Work request: Exactly how many lines in the data below contain the string "JSON"? Give that number and nothing else.

Items from an interface collection

=== Begin Enclosure ===

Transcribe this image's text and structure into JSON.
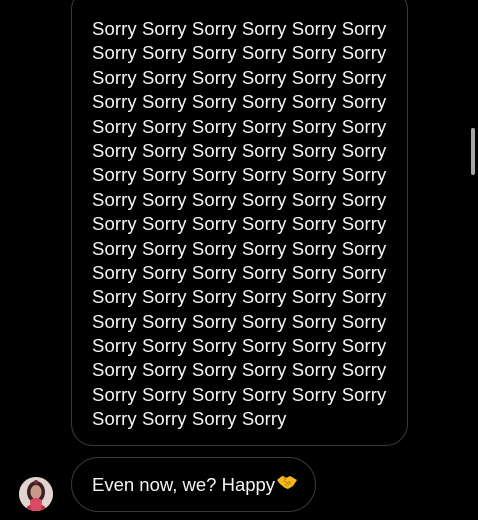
{
  "chat": {
    "messages": [
      {
        "lines": [
          "Sorry Sorry Sorry Sorry Sorry Sorry",
          "Sorry Sorry Sorry Sorry Sorry Sorry",
          "Sorry Sorry Sorry Sorry Sorry Sorry",
          "Sorry Sorry Sorry Sorry Sorry Sorry",
          "Sorry Sorry Sorry Sorry Sorry Sorry",
          "Sorry Sorry Sorry Sorry Sorry Sorry",
          "Sorry Sorry Sorry Sorry Sorry Sorry",
          "Sorry Sorry Sorry Sorry Sorry Sorry",
          "Sorry Sorry Sorry Sorry Sorry Sorry",
          "Sorry Sorry Sorry Sorry Sorry Sorry",
          "Sorry Sorry Sorry Sorry Sorry Sorry",
          "Sorry Sorry Sorry Sorry Sorry Sorry",
          "Sorry Sorry Sorry Sorry Sorry Sorry",
          "Sorry Sorry Sorry Sorry Sorry Sorry",
          "Sorry Sorry Sorry Sorry Sorry Sorry",
          "Sorry Sorry Sorry Sorry Sorry Sorry",
          "Sorry Sorry Sorry Sorry"
        ]
      },
      {
        "text": "Even now, we? Happy",
        "emoji": "handshake-emoji"
      }
    ],
    "sender_avatar": "avatar-photo"
  },
  "colors": {
    "background": "#000000",
    "bubble_border": "#3a3a3c",
    "text": "#f5f5f5",
    "scrollbar": "#a6a6a6",
    "emoji_yellow": "#f5b820"
  }
}
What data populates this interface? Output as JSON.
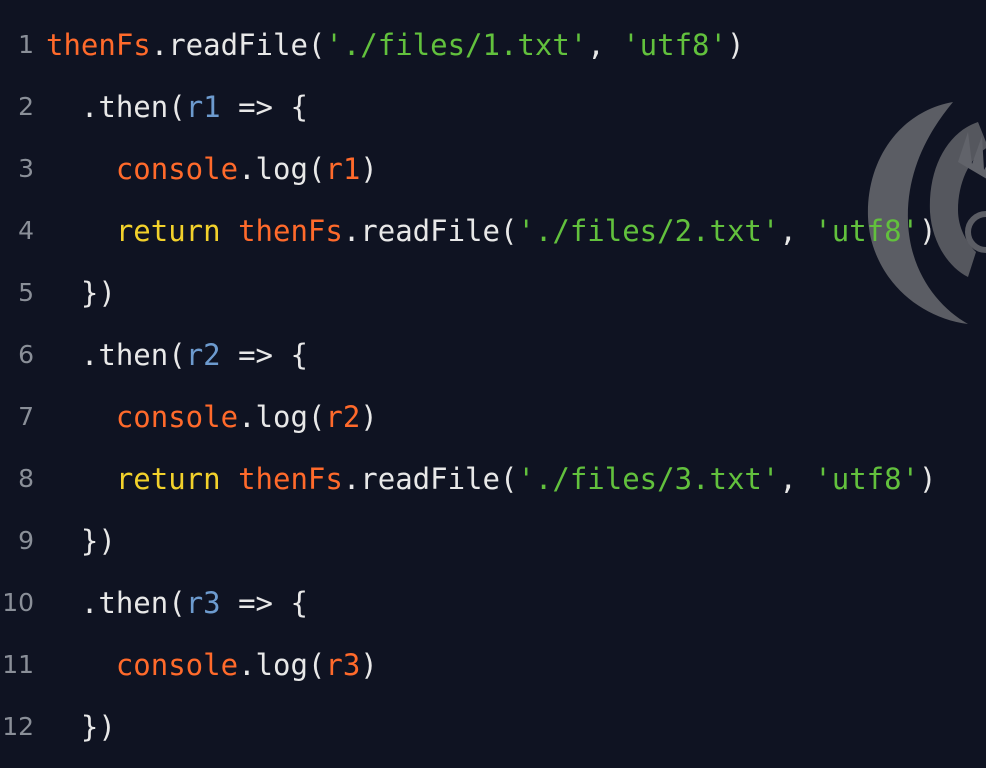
{
  "colors": {
    "background": "#0f1322",
    "line_number": "#8a8f98",
    "object": "#ff6a2b",
    "default": "#e8e8e8",
    "string": "#62c13d",
    "param": "#6d9bcf",
    "keyword": "#f2d12b"
  },
  "watermark": {
    "icon": "watermark-logo-icon"
  },
  "lines": [
    {
      "number": "1",
      "indent": "",
      "tokens": [
        {
          "t": "thenFs",
          "k": "obj"
        },
        {
          "t": ".readFile(",
          "k": "method"
        },
        {
          "t": "'./files/1.txt'",
          "k": "str"
        },
        {
          "t": ", ",
          "k": "punc"
        },
        {
          "t": "'utf8'",
          "k": "str"
        },
        {
          "t": ")",
          "k": "punc"
        }
      ]
    },
    {
      "number": "2",
      "indent": "  ",
      "tokens": [
        {
          "t": ".then(",
          "k": "method"
        },
        {
          "t": "r1",
          "k": "param"
        },
        {
          "t": " => {",
          "k": "punc"
        }
      ]
    },
    {
      "number": "3",
      "indent": "    ",
      "tokens": [
        {
          "t": "console",
          "k": "obj"
        },
        {
          "t": ".log(",
          "k": "method"
        },
        {
          "t": "r1",
          "k": "arg"
        },
        {
          "t": ")",
          "k": "punc"
        }
      ]
    },
    {
      "number": "4",
      "indent": "    ",
      "tokens": [
        {
          "t": "return",
          "k": "kw"
        },
        {
          "t": " ",
          "k": "punc"
        },
        {
          "t": "thenFs",
          "k": "obj"
        },
        {
          "t": ".readFile(",
          "k": "method"
        },
        {
          "t": "'./files/2.txt'",
          "k": "str"
        },
        {
          "t": ", ",
          "k": "punc"
        },
        {
          "t": "'utf8'",
          "k": "str"
        },
        {
          "t": ")",
          "k": "punc"
        }
      ]
    },
    {
      "number": "5",
      "indent": "  ",
      "tokens": [
        {
          "t": "})",
          "k": "punc"
        }
      ]
    },
    {
      "number": "6",
      "indent": "  ",
      "tokens": [
        {
          "t": ".then(",
          "k": "method"
        },
        {
          "t": "r2",
          "k": "param"
        },
        {
          "t": " => {",
          "k": "punc"
        }
      ]
    },
    {
      "number": "7",
      "indent": "    ",
      "tokens": [
        {
          "t": "console",
          "k": "obj"
        },
        {
          "t": ".log(",
          "k": "method"
        },
        {
          "t": "r2",
          "k": "arg"
        },
        {
          "t": ")",
          "k": "punc"
        }
      ]
    },
    {
      "number": "8",
      "indent": "    ",
      "tokens": [
        {
          "t": "return",
          "k": "kw"
        },
        {
          "t": " ",
          "k": "punc"
        },
        {
          "t": "thenFs",
          "k": "obj"
        },
        {
          "t": ".readFile(",
          "k": "method"
        },
        {
          "t": "'./files/3.txt'",
          "k": "str"
        },
        {
          "t": ", ",
          "k": "punc"
        },
        {
          "t": "'utf8'",
          "k": "str"
        },
        {
          "t": ")",
          "k": "punc"
        }
      ]
    },
    {
      "number": "9",
      "indent": "  ",
      "tokens": [
        {
          "t": "})",
          "k": "punc"
        }
      ]
    },
    {
      "number": "10",
      "indent": "  ",
      "tokens": [
        {
          "t": ".then(",
          "k": "method"
        },
        {
          "t": "r3",
          "k": "param"
        },
        {
          "t": " => {",
          "k": "punc"
        }
      ]
    },
    {
      "number": "11",
      "indent": "    ",
      "tokens": [
        {
          "t": "console",
          "k": "obj"
        },
        {
          "t": ".log(",
          "k": "method"
        },
        {
          "t": "r3",
          "k": "arg"
        },
        {
          "t": ")",
          "k": "punc"
        }
      ]
    },
    {
      "number": "12",
      "indent": "  ",
      "tokens": [
        {
          "t": "})",
          "k": "punc"
        }
      ]
    }
  ]
}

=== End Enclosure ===

Response to the task: 2